* [How to complete this task]: Go through the lines below and copy any that hold the string "JSON".

* [Data extracts]:
:::::

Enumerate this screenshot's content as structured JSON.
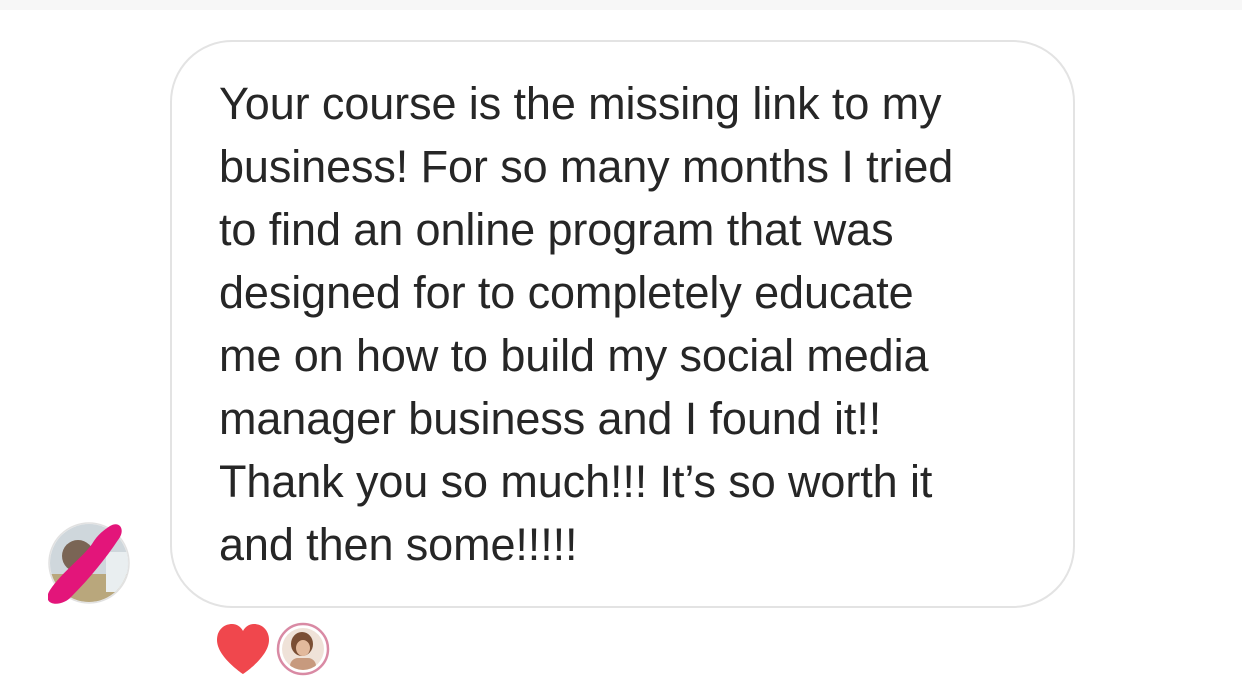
{
  "message": {
    "text": "Your course is the missing link to my\nbusiness! For so many months I tried\nto find an online program that was\ndesigned for to completely educate\nme on how to build my social media\nmanager business and I found it!!\nThank you so much!!! It’s so worth it\nand then some!!!!!"
  },
  "reactions": [
    {
      "icon": "heart-icon",
      "color": "#f0474d"
    },
    {
      "icon": "reactor-avatar"
    }
  ],
  "colors": {
    "bubble_border": "#e3e3e3",
    "text": "#262626",
    "redaction_scribble": "#e3157a"
  }
}
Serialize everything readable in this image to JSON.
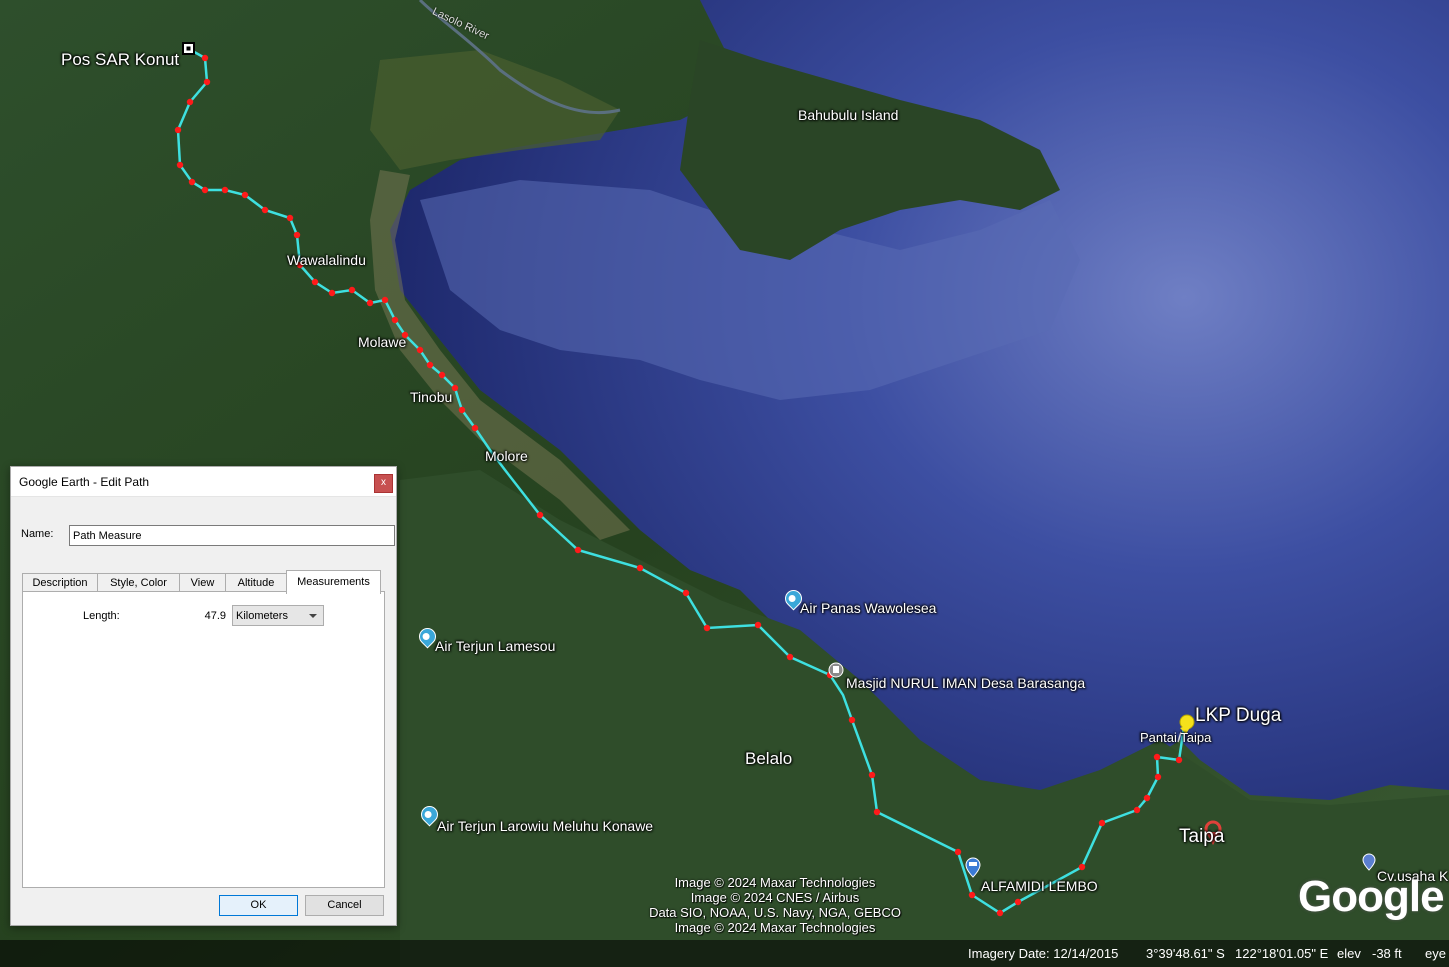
{
  "map": {
    "labels": {
      "pos_sar": "Pos SAR Konut",
      "river": "Lasolo River",
      "bahubulu": "Bahubulu Island",
      "wawalalindu": "Wawalalindu",
      "molawe": "Molawe",
      "tinobu": "Tinobu",
      "molore": "Molore",
      "air_panas": "Air Panas Wawolesea",
      "air_lamesou": "Air Terjun Lamesou",
      "masjid": "Masjid NURUL IMAN Desa Barasanga",
      "belalo": "Belalo",
      "lkp_duga": "LKP Duga",
      "pantai_taipa": "Pantai Taipa",
      "taipa": "Taipa",
      "air_larowiu": "Air Terjun Larowiu Meluhu Konawe",
      "alfamidi": "ALFAMIDI LEMBO",
      "cv_usaha": "Cv.usaha K"
    },
    "credits": [
      "Image © 2024 Maxar Technologies",
      "Image © 2024 CNES / Airbus",
      "Data SIO, NOAA, U.S. Navy, NGA, GEBCO",
      "Image © 2024 Maxar Technologies"
    ],
    "logo": "Google",
    "colors": {
      "path_line": "#3ee0e0",
      "path_vertex": "#ff1a1a",
      "pin": "#f5e11b",
      "water": "#1f2f7a",
      "land": "#2c4a2a"
    }
  },
  "status_bar": {
    "imagery_date": "Imagery Date: 12/14/2015",
    "lat": "3°39'48.61\" S",
    "lon": "122°18'01.05\" E",
    "elev_label": "elev",
    "elev_value": "-38 ft",
    "eye": "eye"
  },
  "dialog": {
    "title": "Google Earth - Edit Path",
    "close": "x",
    "name_label": "Name:",
    "name_value": "Path Measure",
    "tabs": [
      "Description",
      "Style, Color",
      "View",
      "Altitude",
      "Measurements"
    ],
    "active_tab": "Measurements",
    "length_label": "Length:",
    "length_value": "47.9",
    "unit": "Kilometers",
    "ok": "OK",
    "cancel": "Cancel"
  }
}
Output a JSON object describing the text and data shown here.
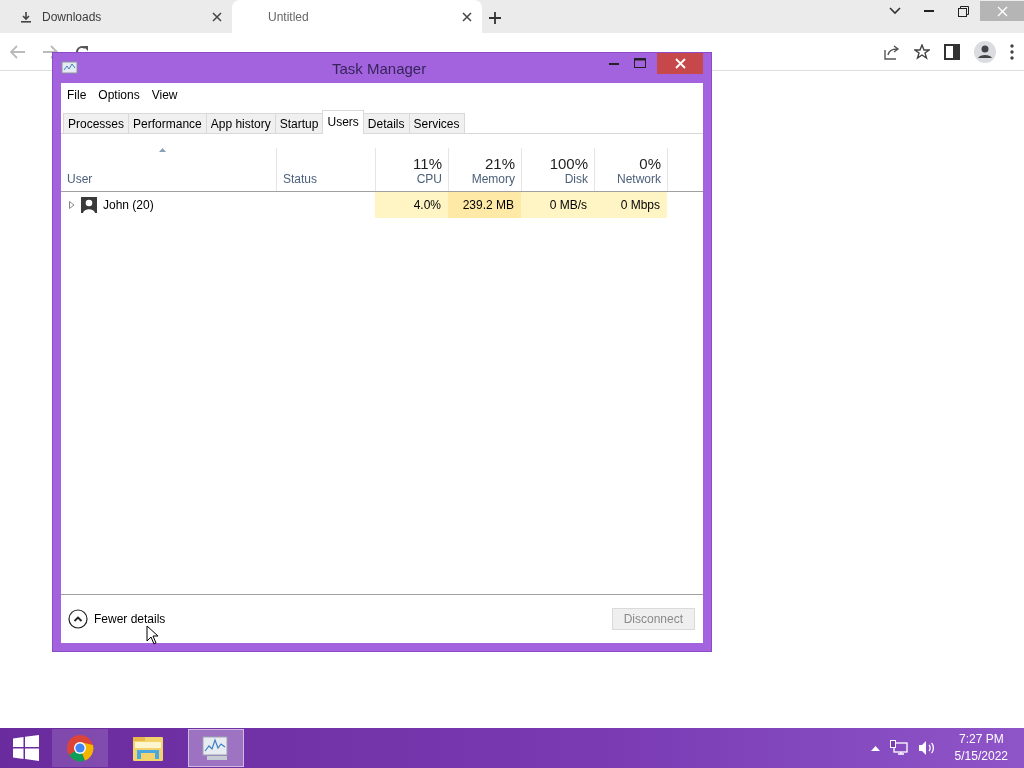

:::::

* [Response area]:
Enumerate this screenshot's content as structured JSON.
Serialize everything readable in this image to JSON.
Output a JSON object describing the text and data shown here.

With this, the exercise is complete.